→ TASK OBJECTIVE: The answer is the complete listing below, written out again exactly.
*** MATERIAL SHOWN ***
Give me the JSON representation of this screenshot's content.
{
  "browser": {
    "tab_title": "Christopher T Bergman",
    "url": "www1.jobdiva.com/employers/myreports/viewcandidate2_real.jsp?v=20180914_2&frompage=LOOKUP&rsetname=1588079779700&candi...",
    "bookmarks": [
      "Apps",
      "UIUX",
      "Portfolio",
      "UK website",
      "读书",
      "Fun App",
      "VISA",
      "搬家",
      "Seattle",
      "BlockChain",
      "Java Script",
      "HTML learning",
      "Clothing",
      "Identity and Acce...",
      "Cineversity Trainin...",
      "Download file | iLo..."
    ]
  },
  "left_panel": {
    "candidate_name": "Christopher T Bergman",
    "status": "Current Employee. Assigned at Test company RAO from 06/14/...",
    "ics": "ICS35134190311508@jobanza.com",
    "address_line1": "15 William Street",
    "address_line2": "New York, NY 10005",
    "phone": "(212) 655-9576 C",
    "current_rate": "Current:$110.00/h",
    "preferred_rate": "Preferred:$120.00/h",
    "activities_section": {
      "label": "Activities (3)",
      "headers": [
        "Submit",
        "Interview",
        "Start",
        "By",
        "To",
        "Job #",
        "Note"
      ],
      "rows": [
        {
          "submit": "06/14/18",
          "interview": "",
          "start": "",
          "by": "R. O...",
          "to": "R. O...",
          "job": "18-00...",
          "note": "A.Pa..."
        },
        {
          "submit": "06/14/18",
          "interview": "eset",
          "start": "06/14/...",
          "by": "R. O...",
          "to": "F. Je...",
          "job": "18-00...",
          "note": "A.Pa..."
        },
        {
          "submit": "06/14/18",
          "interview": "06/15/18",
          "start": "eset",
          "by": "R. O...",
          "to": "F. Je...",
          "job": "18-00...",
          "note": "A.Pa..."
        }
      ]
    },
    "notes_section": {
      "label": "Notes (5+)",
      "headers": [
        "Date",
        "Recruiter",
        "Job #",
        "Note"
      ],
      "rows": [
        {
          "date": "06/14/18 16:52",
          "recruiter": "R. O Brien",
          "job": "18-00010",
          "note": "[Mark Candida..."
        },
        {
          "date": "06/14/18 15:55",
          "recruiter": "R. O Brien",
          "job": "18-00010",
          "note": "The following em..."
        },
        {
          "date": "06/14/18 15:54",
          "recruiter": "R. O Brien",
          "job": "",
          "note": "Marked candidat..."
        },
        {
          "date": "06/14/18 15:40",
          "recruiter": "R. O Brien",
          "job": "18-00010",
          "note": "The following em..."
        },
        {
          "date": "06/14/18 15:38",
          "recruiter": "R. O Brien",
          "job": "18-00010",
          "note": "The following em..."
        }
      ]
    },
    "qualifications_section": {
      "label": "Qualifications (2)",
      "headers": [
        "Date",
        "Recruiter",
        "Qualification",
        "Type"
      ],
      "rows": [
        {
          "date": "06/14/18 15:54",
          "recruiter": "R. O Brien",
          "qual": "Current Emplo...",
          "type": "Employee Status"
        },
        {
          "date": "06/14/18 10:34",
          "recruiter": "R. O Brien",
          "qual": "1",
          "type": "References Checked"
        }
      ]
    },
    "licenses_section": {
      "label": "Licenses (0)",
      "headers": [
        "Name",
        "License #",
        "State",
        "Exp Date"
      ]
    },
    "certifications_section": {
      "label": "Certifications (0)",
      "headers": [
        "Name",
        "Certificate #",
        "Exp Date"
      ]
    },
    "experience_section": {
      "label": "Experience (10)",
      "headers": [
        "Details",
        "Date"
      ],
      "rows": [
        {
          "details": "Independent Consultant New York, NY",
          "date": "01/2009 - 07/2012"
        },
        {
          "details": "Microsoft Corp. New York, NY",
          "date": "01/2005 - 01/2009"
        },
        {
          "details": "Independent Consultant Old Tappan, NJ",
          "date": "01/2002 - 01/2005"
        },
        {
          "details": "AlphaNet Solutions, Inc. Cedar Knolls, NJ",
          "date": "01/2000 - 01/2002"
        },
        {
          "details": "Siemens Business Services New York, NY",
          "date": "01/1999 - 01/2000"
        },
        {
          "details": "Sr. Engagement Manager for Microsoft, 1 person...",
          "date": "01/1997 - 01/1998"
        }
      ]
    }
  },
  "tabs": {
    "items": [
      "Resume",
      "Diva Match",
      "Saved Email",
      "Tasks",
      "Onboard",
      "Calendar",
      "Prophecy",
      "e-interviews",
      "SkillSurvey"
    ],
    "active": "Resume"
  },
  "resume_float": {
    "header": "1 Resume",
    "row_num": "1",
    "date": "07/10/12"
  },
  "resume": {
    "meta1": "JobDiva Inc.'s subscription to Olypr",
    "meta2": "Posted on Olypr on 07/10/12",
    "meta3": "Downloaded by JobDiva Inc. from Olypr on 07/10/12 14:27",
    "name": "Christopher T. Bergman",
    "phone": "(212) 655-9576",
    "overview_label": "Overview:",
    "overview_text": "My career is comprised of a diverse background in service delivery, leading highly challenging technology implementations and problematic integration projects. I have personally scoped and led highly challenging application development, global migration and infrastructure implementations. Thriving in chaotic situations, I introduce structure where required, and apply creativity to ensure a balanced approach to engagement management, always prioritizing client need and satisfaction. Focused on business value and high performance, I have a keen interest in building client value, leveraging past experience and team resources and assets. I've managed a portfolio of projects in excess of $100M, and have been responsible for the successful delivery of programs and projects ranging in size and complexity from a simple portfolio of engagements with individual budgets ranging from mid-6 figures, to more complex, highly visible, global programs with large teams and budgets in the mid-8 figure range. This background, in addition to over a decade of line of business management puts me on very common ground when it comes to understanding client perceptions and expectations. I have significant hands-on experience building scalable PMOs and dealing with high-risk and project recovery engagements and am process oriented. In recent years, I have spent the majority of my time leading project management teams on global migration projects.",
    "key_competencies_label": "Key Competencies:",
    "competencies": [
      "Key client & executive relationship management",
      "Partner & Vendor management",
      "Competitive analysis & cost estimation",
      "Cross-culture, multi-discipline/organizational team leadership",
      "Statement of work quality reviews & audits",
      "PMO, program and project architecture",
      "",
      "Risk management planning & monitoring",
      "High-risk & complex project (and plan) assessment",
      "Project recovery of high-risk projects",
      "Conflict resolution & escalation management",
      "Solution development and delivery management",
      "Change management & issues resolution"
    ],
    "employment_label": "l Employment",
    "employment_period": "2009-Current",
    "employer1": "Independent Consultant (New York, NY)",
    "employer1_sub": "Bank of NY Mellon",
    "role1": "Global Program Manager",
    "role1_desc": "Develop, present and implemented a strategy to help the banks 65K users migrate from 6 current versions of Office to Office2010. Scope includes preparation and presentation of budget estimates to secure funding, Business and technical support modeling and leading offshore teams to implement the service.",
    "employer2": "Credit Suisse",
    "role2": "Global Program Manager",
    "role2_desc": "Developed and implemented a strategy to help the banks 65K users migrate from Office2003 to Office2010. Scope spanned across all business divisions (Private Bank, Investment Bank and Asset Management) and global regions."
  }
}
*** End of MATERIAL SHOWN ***
→ REPLY:
Give me the JSON representation of this screenshot's content.
{
  "browser": {
    "tab_title": "Christopher T Bergman",
    "url": "www1.jobdiva.com/employers/myreports/viewcandidate2_real.jsp?v=20180914_2&frompage=LOOKUP&rsetname=1588079779700&candi...",
    "bookmarks": [
      "Apps",
      "UIUX",
      "Portfolio",
      "UK website",
      "读书",
      "Fun App",
      "VISA",
      "搬家",
      "Seattle",
      "BlockChain",
      "Java Script",
      "HTML learning",
      "Clothing",
      "Identity and Acce...",
      "Cineversity Trainin...",
      "Download file | iLo..."
    ]
  },
  "left_panel": {
    "candidate_name": "Christopher T Bergman",
    "status": "Current Employee. Assigned at Test company RAO from 06/14/...",
    "ics": "ICS35134190311508@jobanza.com",
    "address_line1": "15 William Street",
    "address_line2": "New York, NY 10005",
    "phone": "(212) 655-9576 C",
    "current_rate": "Current:$110.00/h",
    "preferred_rate": "Preferred:$120.00/h",
    "activities_section": {
      "label": "Activities (3)",
      "headers": [
        "Submit",
        "Interview",
        "Start",
        "By",
        "To",
        "Job #",
        "Note"
      ],
      "rows": [
        {
          "submit": "06/14/18",
          "interview": "",
          "start": "",
          "by": "R. O...",
          "to": "R. O...",
          "job": "18-00...",
          "note": "A.Pa..."
        },
        {
          "submit": "06/14/18",
          "interview": "eset",
          "start": "06/14/...",
          "by": "R. O...",
          "to": "F. Je...",
          "job": "18-00...",
          "note": "A.Pa..."
        },
        {
          "submit": "06/14/18",
          "interview": "06/15/18",
          "start": "eset",
          "by": "R. O...",
          "to": "F. Je...",
          "job": "18-00...",
          "note": "A.Pa..."
        }
      ]
    },
    "notes_section": {
      "label": "Notes (5+)",
      "headers": [
        "Date",
        "Recruiter",
        "Job #",
        "Note"
      ],
      "rows": [
        {
          "date": "06/14/18 16:52",
          "recruiter": "R. O Brien",
          "job": "18-00010",
          "note": "[Mark Candida..."
        },
        {
          "date": "06/14/18 15:55",
          "recruiter": "R. O Brien",
          "job": "18-00010",
          "note": "The following em..."
        },
        {
          "date": "06/14/18 15:54",
          "recruiter": "R. O Brien",
          "job": "",
          "note": "Marked candidat..."
        },
        {
          "date": "06/14/18 15:40",
          "recruiter": "R. O Brien",
          "job": "18-00010",
          "note": "The following em..."
        },
        {
          "date": "06/14/18 15:38",
          "recruiter": "R. O Brien",
          "job": "18-00010",
          "note": "The following em..."
        }
      ]
    },
    "qualifications_section": {
      "label": "Qualifications (2)",
      "headers": [
        "Date",
        "Recruiter",
        "Qualification",
        "Type"
      ],
      "rows": [
        {
          "date": "06/14/18 15:54",
          "recruiter": "R. O Brien",
          "qual": "Current Emplo...",
          "type": "Employee Status"
        },
        {
          "date": "06/14/18 10:34",
          "recruiter": "R. O Brien",
          "qual": "1",
          "type": "References Checked"
        }
      ]
    },
    "licenses_section": {
      "label": "Licenses (0)",
      "headers": [
        "Name",
        "License #",
        "State",
        "Exp Date"
      ]
    },
    "certifications_section": {
      "label": "Certifications (0)",
      "headers": [
        "Name",
        "Certificate #",
        "Exp Date"
      ]
    },
    "experience_section": {
      "label": "Experience (10)",
      "headers": [
        "Details",
        "Date"
      ],
      "rows": [
        {
          "details": "Independent Consultant New York, NY",
          "date": "01/2009 - 07/2012"
        },
        {
          "details": "Microsoft Corp. New York, NY",
          "date": "01/2005 - 01/2009"
        },
        {
          "details": "Independent Consultant Old Tappan, NJ",
          "date": "01/2002 - 01/2005"
        },
        {
          "details": "AlphaNet Solutions, Inc. Cedar Knolls, NJ",
          "date": "01/2000 - 01/2002"
        },
        {
          "details": "Siemens Business Services New York, NY",
          "date": "01/1999 - 01/2000"
        },
        {
          "details": "Sr. Engagement Manager for Microsoft, 1 person...",
          "date": "01/1997 - 01/1998"
        }
      ]
    }
  },
  "tabs": {
    "items": [
      "Resume",
      "Diva Match",
      "Saved Email",
      "Tasks",
      "Onboard",
      "Calendar",
      "Prophecy",
      "e-interviews",
      "SkillSurvey"
    ],
    "active": "Resume"
  },
  "resume_float": {
    "header": "1 Resume",
    "row_num": "1",
    "date": "07/10/12"
  },
  "resume": {
    "meta1": "JobDiva Inc.'s subscription to Olypr",
    "meta2": "Posted on Olypr on 07/10/12",
    "meta3": "Downloaded by JobDiva Inc. from Olypr on 07/10/12 14:27",
    "name": "Christopher T. Bergman",
    "phone": "(212) 655-9576",
    "overview_label": "Overview:",
    "overview_text": "My career is comprised of a diverse background in service delivery, leading highly challenging technology implementations and problematic integration projects. I have personally scoped and led highly challenging application development, global migration and infrastructure implementations. Thriving in chaotic situations, I introduce structure where required, and apply creativity to ensure a balanced approach to engagement management, always prioritizing client need and satisfaction. Focused on business value and high performance, I have a keen interest in building client value, leveraging past experience and team resources and assets. I've managed a portfolio of projects in excess of $100M, and have been responsible for the successful delivery of programs and projects ranging in size and complexity from a simple portfolio of engagements with individual budgets ranging from mid-6 figures, to more complex, highly visible, global programs with large teams and budgets in the mid-8 figure range. This background, in addition to over a decade of line of business management puts me on very common ground when it comes to understanding client perceptions and expectations. I have significant hands-on experience building scalable PMOs and dealing with high-risk and project recovery engagements and am process oriented. In recent years, I have spent the majority of my time leading project management teams on global migration projects.",
    "key_competencies_label": "Key Competencies:",
    "competencies": [
      "Key client & executive relationship management",
      "Partner & Vendor management",
      "Competitive analysis & cost estimation",
      "Cross-culture, multi-discipline/organizational team leadership",
      "Statement of work quality reviews & audits",
      "PMO, program and project architecture",
      "",
      "Risk management planning & monitoring",
      "High-risk & complex project (and plan) assessment",
      "Project recovery of high-risk projects",
      "Conflict resolution & escalation management",
      "Solution development and delivery management",
      "Change management & issues resolution"
    ],
    "employment_label": "l Employment",
    "employment_period": "2009-Current",
    "employer1": "Independent Consultant (New York, NY)",
    "employer1_sub": "Bank of NY Mellon",
    "role1": "Global Program Manager",
    "role1_desc": "Develop, present and implemented a strategy to help the banks 65K users migrate from 6 current versions of Office to Office2010. Scope includes preparation and presentation of budget estimates to secure funding, Business and technical support modeling and leading offshore teams to implement the service.",
    "employer2": "Credit Suisse",
    "role2": "Global Program Manager",
    "role2_desc": "Developed and implemented a strategy to help the banks 65K users migrate from Office2003 to Office2010. Scope spanned across all business divisions (Private Bank, Investment Bank and Asset Management) and global regions."
  }
}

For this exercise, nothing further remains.